***** Data for this exercise

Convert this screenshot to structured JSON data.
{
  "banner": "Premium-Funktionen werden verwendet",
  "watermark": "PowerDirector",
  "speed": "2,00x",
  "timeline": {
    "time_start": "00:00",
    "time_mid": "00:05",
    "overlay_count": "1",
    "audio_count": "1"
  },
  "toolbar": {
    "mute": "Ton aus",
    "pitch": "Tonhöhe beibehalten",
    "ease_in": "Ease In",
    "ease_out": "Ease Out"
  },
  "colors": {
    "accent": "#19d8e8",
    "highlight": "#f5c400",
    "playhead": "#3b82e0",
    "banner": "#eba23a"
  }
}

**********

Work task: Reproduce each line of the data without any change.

Written solution:
Convert this screenshot to structured JSON data.
{
  "banner": "Premium-Funktionen werden verwendet",
  "watermark": "PowerDirector",
  "speed": "2,00x",
  "timeline": {
    "time_start": "00:00",
    "time_mid": "00:05",
    "overlay_count": "1",
    "audio_count": "1"
  },
  "toolbar": {
    "mute": "Ton aus",
    "pitch": "Tonhöhe beibehalten",
    "ease_in": "Ease In",
    "ease_out": "Ease Out"
  },
  "colors": {
    "accent": "#19d8e8",
    "highlight": "#f5c400",
    "playhead": "#3b82e0",
    "banner": "#eba23a"
  }
}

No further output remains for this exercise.